— The Guardian
Christians feel pressure to keep silent about their faith, Lord Carey warns
Christians in Britain feel under pressure to keep silent about their faith in public, a former Archbishop of Canterbury has warned, as he accuses the government of being “full of denial” and failing to speak up over human rights abuses across the globe.
— The Telegraph
Religion is always in a state of flux
For the many millions of Christians around the world, we remember that while Christmas was previously a pagan festival, the nativity story in the words of the gospel writer Luke was about the miraculous birth of the special child ‘Christ Jesus’ the Messiah. The gospel writer Luke (2:52) writes of Jesus as a man ‘who grew in wisdom, stature and in favour with God and with men’.
— The Sentinel
Sociology of religion: A Canadian perspective
Dawson and Thiessen write about the difficulties of defining religion, but they nonetheless make the common distinction between functional and substantive definitions. Despite their earlier tendency towards functionalist definitions, the authors claim to prefer a more substantive approach. Before getting to their definition, they discuss the postmodern critique of religion as a category, e.g., religion, as a concept, is relatively new and coloured by European history.
Religion: The Good, the Bad and the Ugly
I’ve been in the study of religion for about 30 years and throughout all that time it has been relatively easy to avoid answering the inevitable personal questions that come up when people hear I work in a department of religion: Do you believe in God? Is American culture morally corrupt without religion? Isn’t religion bad for society?
— Huffington Post
Atheist maintains there’s lots to be thankful for in the secular world
Almost every year around this time, I am accosted by at least one or two religious friends, acquaintances or coworkers (but not usually family — they tend to pointedly avoid the subject while in my presence), who seem to think that, as an atheist, I have nothing for which to be thankful. As a result, every year, I am consistently dumbfounded by their utter lack of awareness, intentionally or not, of all the secular reasons for which I (and they) should be thankful, not only on Thanksgiving Day, but every day of our lives.

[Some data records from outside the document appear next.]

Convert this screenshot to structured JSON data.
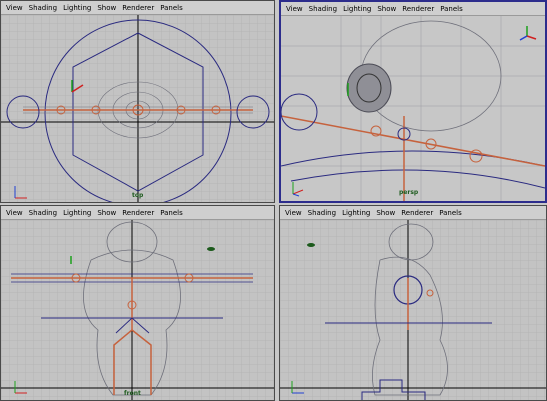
{
  "menu": [
    "View",
    "Shading",
    "Lighting",
    "Show",
    "Renderer",
    "Panels"
  ],
  "viewports": {
    "top": {
      "camera": "top"
    },
    "persp": {
      "camera": "persp"
    },
    "front": {
      "camera": "front"
    },
    "side": {
      "camera": ""
    }
  },
  "icons": [
    "axis-gizmo-icon",
    "view-cube-icon"
  ],
  "colors": {
    "grid": "#a9a9a9",
    "joint": "#c6623d",
    "mesh": "#6e6f7a",
    "handle": "#2a2a80",
    "active_border": "#2c2c8c"
  }
}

Whither political Islam?
The downfall of Egypt’s Muslim Brotherhood (MB) has put political Islam at a crossroads. Not only has it shown that ideology per se is not a guarantor of political success, but also that Islamists need to rethink their strategy and tactics in order to deal with the new environment following the Arab Spring. However, the debate over the end of political Islam in the Middle East is not only premature but also irrelevant and certainly misleading. Instead it would be more effective to discuss the ideological and political changes that might occur within Islamist movements during crisis time.

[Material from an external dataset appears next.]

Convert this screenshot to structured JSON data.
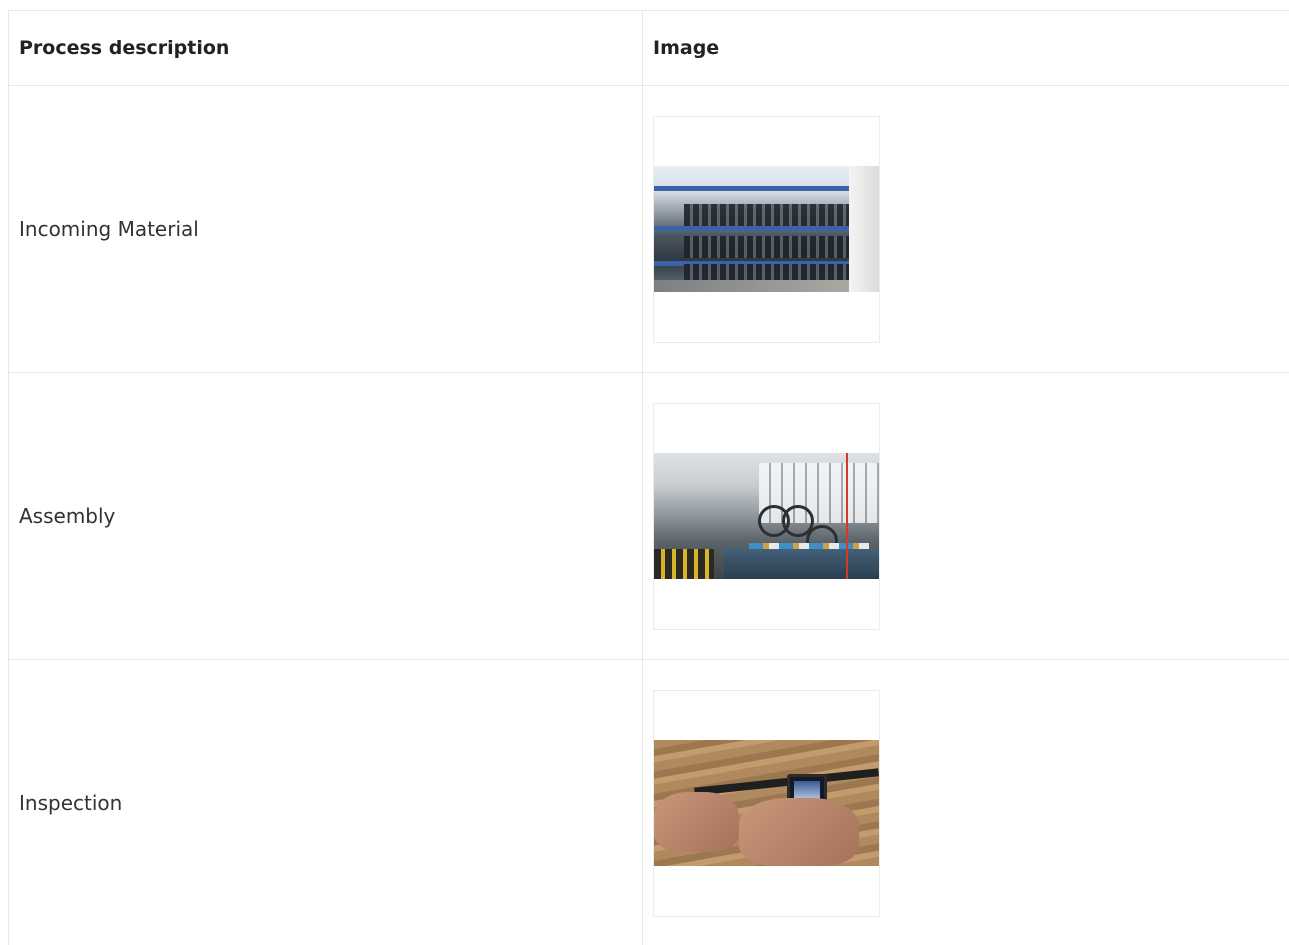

PTI to enforce true Islam, claims Imran
Pakistan Tehreek-e-Insaf (PTI) Chairman Imran Khan claimed on Monday that his party would enforce the true Islamic system in the country like the Muslim state founded in Madina by the Holy Prophet (SAW).
— The News International
Carlos Santana – Music heals and charisma screams
In a recent PBS NewsHour interview, Santana was asked, “You talk about spirituality. Is it your sense that music is a kind of spirituality?” Santana responded, “It’s not kind. It’s 150 percent. Music was given to tame the beast, as they say in the Bible. You know, … fear and anger.”
— Houston Chronicle